ABOUT THIS TASK: The data must be reproduced verbatim; images are to be omitted.

LISTED ENTRIES:
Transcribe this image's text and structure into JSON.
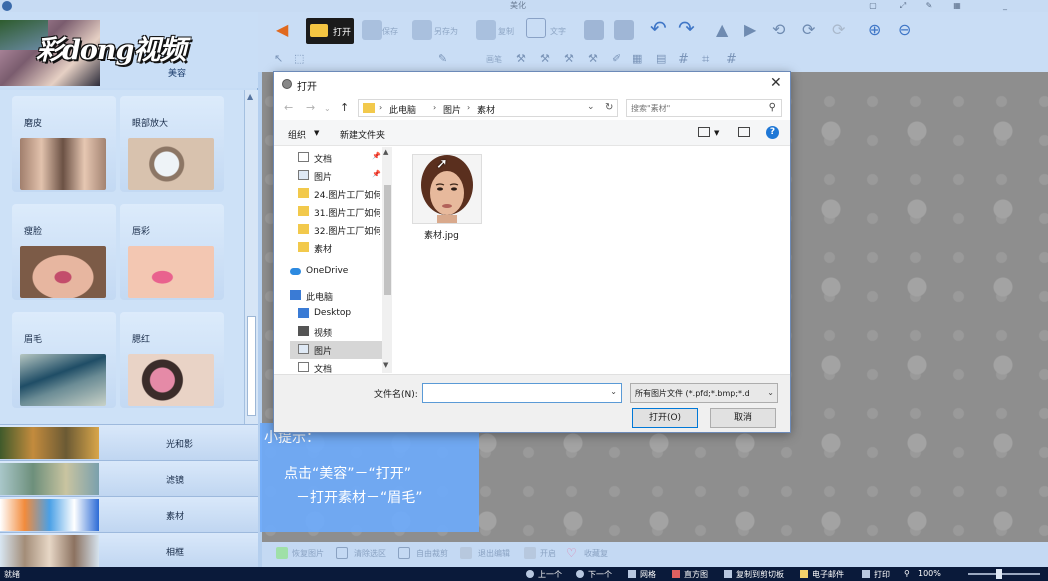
{
  "app": {
    "title": "美化",
    "logo_text": "彩dong视频"
  },
  "left_panel": {
    "category_title": "美容",
    "cards": [
      {
        "label": "磨皮"
      },
      {
        "label": "眼部放大"
      },
      {
        "label": "瘦脸"
      },
      {
        "label": "唇彩"
      },
      {
        "label": "眉毛"
      },
      {
        "label": "腮红"
      }
    ],
    "categories": [
      {
        "label": "光和影"
      },
      {
        "label": "滤镜"
      },
      {
        "label": "素材"
      },
      {
        "label": "相框"
      }
    ]
  },
  "toolbar": {
    "open_label": "打开",
    "save_label": "保存",
    "saveas_label": "另存为",
    "copy_label": "复制",
    "text_label": "文字",
    "pen_label": "画笔"
  },
  "dialog": {
    "title": "打开",
    "breadcrumbs": [
      "此电脑",
      "图片",
      "素材"
    ],
    "search_placeholder": "搜索\"素材\"",
    "organize": "组织",
    "new_folder": "新建文件夹",
    "nav_items": [
      "文档",
      "图片",
      "24.图片工厂如何",
      "31.图片工厂如何",
      "32.图片工厂如何",
      "素材",
      "OneDrive",
      "此电脑",
      "Desktop",
      "视频",
      "图片",
      "文档"
    ],
    "file_name": "素材.jpg",
    "filename_label": "文件名(N):",
    "filename_value": "",
    "filetype_value": "所有图片文件 (*.pfd;*.bmp;*.d",
    "open_button": "打开(O)",
    "cancel_button": "取消"
  },
  "tip": {
    "heading": "小提示：",
    "line1": "点击“美容”－“打开”",
    "line2": "－打开素材－“眉毛”"
  },
  "bottom_toolbar": [
    "恢复图片",
    "清除选区",
    "自由裁剪",
    "退出编辑",
    "开启",
    "收藏复"
  ],
  "status": {
    "left": "就绪",
    "items": [
      "上一个",
      "下一个",
      "网格",
      "直方图",
      "复制到剪切板",
      "电子邮件",
      "打印"
    ],
    "zoom": "100%"
  }
}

OUTPUT OF THE EXERCISE:
Transcribe this image's text and structure into JSON.
{
  "app": {
    "title": "美化",
    "logo_text": "彩dong视频"
  },
  "left_panel": {
    "category_title": "美容",
    "cards": [
      {
        "label": "磨皮"
      },
      {
        "label": "眼部放大"
      },
      {
        "label": "瘦脸"
      },
      {
        "label": "唇彩"
      },
      {
        "label": "眉毛"
      },
      {
        "label": "腮红"
      }
    ],
    "categories": [
      {
        "label": "光和影"
      },
      {
        "label": "滤镜"
      },
      {
        "label": "素材"
      },
      {
        "label": "相框"
      }
    ]
  },
  "toolbar": {
    "open_label": "打开",
    "save_label": "保存",
    "saveas_label": "另存为",
    "copy_label": "复制",
    "text_label": "文字",
    "pen_label": "画笔"
  },
  "dialog": {
    "title": "打开",
    "breadcrumbs": [
      "此电脑",
      "图片",
      "素材"
    ],
    "search_placeholder": "搜索\"素材\"",
    "organize": "组织",
    "new_folder": "新建文件夹",
    "nav_items": [
      "文档",
      "图片",
      "24.图片工厂如何",
      "31.图片工厂如何",
      "32.图片工厂如何",
      "素材",
      "OneDrive",
      "此电脑",
      "Desktop",
      "视频",
      "图片",
      "文档"
    ],
    "file_name": "素材.jpg",
    "filename_label": "文件名(N):",
    "filename_value": "",
    "filetype_value": "所有图片文件 (*.pfd;*.bmp;*.d",
    "open_button": "打开(O)",
    "cancel_button": "取消"
  },
  "tip": {
    "heading": "小提示：",
    "line1": "点击“美容”－“打开”",
    "line2": "－打开素材－“眉毛”"
  },
  "bottom_toolbar": [
    "恢复图片",
    "清除选区",
    "自由裁剪",
    "退出编辑",
    "开启",
    "收藏复"
  ],
  "status": {
    "left": "就绪",
    "items": [
      "上一个",
      "下一个",
      "网格",
      "直方图",
      "复制到剪切板",
      "电子邮件",
      "打印"
    ],
    "zoom": "100%"
  }
}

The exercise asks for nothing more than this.